The Talking Point (January 25) by Human Services Minister Alan Tudge reminds me of a stubborn child with their eyes screwed shut and fingers in their ears, refusing to listen to a word that is said.
The Centrelink debt recovery process is a disaster and must be suspended until the faults are fixed.
Mr Tudge cannot expect to simply ride this out in the hope the caravan will move on.
We have recently seen the focus of the attacks move to people on aged and disability pensions. The 2016 – 2017 Mid-Year Economic and Fiscal Outlook that was sold to us by Morrison in December, then released formally a few weeks ago confirmed there is no chance the government can afford to stop this process. They’ve based most of their economic cost savings around welfare payments, data matching and ‘increasing the integrity of social welfare payments.’
Shouldn’t we make sure the system works properly before we subject thousands more vulnerable Tasmanians to unwarranted frustration and stress?
It is right for Centrelink to seek to recover money that is legitimately owed from overpayments.
And it is fair enough that Centrelink utilises data-matching with ATO records.
But that should be the beginning and not the end of the process.
Where inconsistency is suggested, surely the next step is to find out whether income has been earned in the same weeks that Centrelink claims have been made.
It is only at this stage that a “please explain” or “please repay” letter should be issued.
Unfortunately, Mr Tudge seems relaxed about Centrelink issuing demands for payments from people who do not actually owe any money. This isn’t the case for the people on the receiving end of the letters.

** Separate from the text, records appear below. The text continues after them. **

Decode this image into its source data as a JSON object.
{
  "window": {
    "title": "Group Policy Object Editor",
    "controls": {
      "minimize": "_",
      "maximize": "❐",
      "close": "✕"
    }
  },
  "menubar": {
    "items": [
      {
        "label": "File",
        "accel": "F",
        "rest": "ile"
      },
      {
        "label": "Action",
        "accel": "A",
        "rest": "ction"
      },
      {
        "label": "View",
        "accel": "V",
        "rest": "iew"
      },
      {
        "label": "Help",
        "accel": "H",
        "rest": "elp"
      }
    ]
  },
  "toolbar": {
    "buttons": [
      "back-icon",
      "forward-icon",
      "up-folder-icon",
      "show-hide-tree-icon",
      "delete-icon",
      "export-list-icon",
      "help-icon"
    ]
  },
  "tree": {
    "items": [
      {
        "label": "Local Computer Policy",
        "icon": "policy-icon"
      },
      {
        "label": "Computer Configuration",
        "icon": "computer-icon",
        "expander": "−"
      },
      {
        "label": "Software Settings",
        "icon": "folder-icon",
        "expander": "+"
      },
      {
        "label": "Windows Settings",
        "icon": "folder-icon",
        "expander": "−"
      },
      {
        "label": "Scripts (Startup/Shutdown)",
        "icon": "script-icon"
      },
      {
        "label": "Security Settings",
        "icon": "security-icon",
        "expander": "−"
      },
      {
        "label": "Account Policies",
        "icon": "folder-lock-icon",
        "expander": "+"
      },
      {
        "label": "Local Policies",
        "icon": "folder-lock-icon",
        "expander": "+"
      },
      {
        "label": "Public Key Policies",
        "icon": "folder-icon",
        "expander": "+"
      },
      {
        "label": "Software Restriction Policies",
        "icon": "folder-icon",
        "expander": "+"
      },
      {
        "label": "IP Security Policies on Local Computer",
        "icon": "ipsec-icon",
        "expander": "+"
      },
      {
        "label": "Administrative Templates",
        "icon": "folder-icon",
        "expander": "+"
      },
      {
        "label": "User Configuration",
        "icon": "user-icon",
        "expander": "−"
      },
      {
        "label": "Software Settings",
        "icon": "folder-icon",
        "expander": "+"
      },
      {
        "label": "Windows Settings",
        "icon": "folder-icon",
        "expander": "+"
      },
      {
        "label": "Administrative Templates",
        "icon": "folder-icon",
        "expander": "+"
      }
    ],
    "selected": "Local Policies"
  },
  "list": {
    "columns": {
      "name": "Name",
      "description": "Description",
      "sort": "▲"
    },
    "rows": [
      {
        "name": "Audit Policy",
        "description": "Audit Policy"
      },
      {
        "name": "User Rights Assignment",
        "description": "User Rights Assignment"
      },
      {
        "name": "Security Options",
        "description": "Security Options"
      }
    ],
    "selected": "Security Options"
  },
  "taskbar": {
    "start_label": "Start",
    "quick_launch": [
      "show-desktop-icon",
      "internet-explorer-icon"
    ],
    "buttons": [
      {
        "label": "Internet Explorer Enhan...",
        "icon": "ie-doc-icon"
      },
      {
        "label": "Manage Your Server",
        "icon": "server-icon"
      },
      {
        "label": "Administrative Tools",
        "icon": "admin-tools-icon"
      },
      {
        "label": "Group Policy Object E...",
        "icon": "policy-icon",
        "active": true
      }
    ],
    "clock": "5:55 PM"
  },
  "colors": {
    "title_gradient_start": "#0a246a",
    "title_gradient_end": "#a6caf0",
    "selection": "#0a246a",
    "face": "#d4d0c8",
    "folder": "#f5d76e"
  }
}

Our office has been overwhelmed by distressed calls from Lyon’s residents who are shattered at the huge debt that has landed on their doorstep.
We are all familiar with mail scams, where thousands of demands for payments are sent out in the hope that a mere handful will pay up without question, rendering a tidy profit for the scammers.
How is this any different?
Now, startling new claims by a Centrelink whistleblower suggest there is an even darker side to this debacle than ham-fisted blundering.
We are now told that Centrelink staff are being instructed not to fix known errors in debt demands, to in effect continue to demand payment even when they know the demand has no merit.
This elevates this issue from blundering to fraud.
These allegations require immediate independent investigation. If found to be true, such instructions are at best deeply unethical and at worst criminally fraudulent.
This entire debt recovery process has been a debacle. Mr Tudge should take his fingers out of his ears, open his eyes, and start again.